|Name||Walcott Primary School|
|Ofsted Inspection Rating||Good|
|Inspection Date||23 September 2014|
|Address||Pinfold Lane, Walcott, Lincoln, Lincolnshire, LN4 3SX|
|Religious Character||Does Not Apply|
|Number of Pupils||75 (52% boys 48% girls)|
|Number of Pupils per Teacher||14.8|
|Percentage Free School Meals||18.7%|
|Percentage English is Not First Language||0%|
Information about this school
This school is much smaller than the average-sized primary school. An average proportion of pupils are known to be eligible for the pupil premium, which provides additional funding for children in the care of the local authority and pupils known to be eligible for free school meals. Almost all pupils are White British. The proportion of disabled pupils and those who have special educational needs who are supported at school action is above average, while the proportion supported at school action plus and with a statement of special educational needs is below average. The school meets the government’s current floor standards, which are the minimum expectations for pupils’ attainment and progress. The school is part of a hard federation with Mrs Mary King’s Church of England Primary School. The two schools share a headteacher and a governing body.
Summary of key findings for parents and pupils

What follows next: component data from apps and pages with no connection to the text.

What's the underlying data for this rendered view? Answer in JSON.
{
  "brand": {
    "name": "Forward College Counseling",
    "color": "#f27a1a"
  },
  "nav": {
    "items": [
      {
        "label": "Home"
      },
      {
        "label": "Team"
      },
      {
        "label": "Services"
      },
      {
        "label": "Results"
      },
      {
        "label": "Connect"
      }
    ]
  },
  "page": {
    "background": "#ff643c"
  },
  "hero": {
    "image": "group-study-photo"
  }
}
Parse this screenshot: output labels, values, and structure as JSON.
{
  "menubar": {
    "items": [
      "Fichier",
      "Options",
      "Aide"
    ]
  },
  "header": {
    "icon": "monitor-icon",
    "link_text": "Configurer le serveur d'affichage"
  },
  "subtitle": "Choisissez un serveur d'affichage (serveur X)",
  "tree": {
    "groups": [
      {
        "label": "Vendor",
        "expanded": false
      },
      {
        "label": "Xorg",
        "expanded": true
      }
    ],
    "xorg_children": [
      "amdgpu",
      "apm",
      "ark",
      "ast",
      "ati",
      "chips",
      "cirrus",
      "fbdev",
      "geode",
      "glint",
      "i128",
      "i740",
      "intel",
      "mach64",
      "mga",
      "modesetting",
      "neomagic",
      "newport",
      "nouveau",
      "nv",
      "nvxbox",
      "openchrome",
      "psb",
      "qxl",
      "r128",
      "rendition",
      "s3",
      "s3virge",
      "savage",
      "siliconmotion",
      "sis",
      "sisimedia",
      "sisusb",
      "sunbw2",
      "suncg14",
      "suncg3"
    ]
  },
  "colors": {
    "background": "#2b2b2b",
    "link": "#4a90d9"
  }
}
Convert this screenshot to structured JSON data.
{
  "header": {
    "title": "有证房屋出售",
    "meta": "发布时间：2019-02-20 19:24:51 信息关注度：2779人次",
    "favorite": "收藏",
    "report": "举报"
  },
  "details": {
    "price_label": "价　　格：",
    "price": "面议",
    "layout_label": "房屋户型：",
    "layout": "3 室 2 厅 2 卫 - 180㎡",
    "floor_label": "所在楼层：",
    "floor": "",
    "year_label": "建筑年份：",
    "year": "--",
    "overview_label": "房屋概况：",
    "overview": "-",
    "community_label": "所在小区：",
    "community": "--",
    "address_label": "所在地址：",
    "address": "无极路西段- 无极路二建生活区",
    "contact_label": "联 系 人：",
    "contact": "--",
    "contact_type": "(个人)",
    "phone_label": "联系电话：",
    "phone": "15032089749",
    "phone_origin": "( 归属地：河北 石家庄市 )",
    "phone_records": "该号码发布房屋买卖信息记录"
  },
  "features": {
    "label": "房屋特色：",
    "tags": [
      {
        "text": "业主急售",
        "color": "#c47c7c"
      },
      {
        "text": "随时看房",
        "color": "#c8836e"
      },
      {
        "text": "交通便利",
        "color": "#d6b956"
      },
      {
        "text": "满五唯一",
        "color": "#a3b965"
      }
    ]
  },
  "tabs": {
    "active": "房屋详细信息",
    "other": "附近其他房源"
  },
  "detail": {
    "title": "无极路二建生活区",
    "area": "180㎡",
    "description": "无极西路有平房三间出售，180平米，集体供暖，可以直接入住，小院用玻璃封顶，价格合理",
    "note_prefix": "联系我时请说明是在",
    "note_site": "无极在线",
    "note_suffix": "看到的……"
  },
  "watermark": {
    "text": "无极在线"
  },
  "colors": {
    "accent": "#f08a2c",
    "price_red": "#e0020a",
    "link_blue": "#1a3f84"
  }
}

This is a good school. The headteacher, well supported by the governing body, has brought about improvements in the marking of pupils’ work, in teaching and in pupils’ achievement. Clear ideas for further improvement have been identified and the school is well placed to achieve its goals. Teachers successfully work together in the federation to share ideas, resources and expertise. Staff feel valued and are well supported by good leaders and managers. Pupils achieve well because they are keen to learn and are taught well. Teachers are knowledgeable, make good use of varied resources including information and communication technology and manage their classes very effectively. Pupils behave well, attend school regularly and show kindness and respect to each other, to staff and to visitors. Children enter the Reception class with skills in communication, literacy and numeracy which are often below those typical for their age. They quickly become confident learners, settle into school routines and make good progress. Pupils continue to make good progress as they move through the school and usually reach average standards in tests at the end of Year 6. Pupils’ spiritual, moral, social and cultural development is promoted well. Pupils are well prepared for the next stage of their education and for life in modern Britain. It is not yet an outstanding school because : Work is not always sufficiently demanding for all pupils to enable them to make really rapid progress. Test results in writing are a little below those in other subjects. The language and reading skills of some pupils, particularly in the Early Years Foundation Stage, need further development for them to become even more confident writers. The school website does not meet requirements and is not sufficiently up to date to keep all users fully informed about the school’s work. The school has yet to develop and implement new ways of checking how well pupils are doing following the removal of national curriculum levels.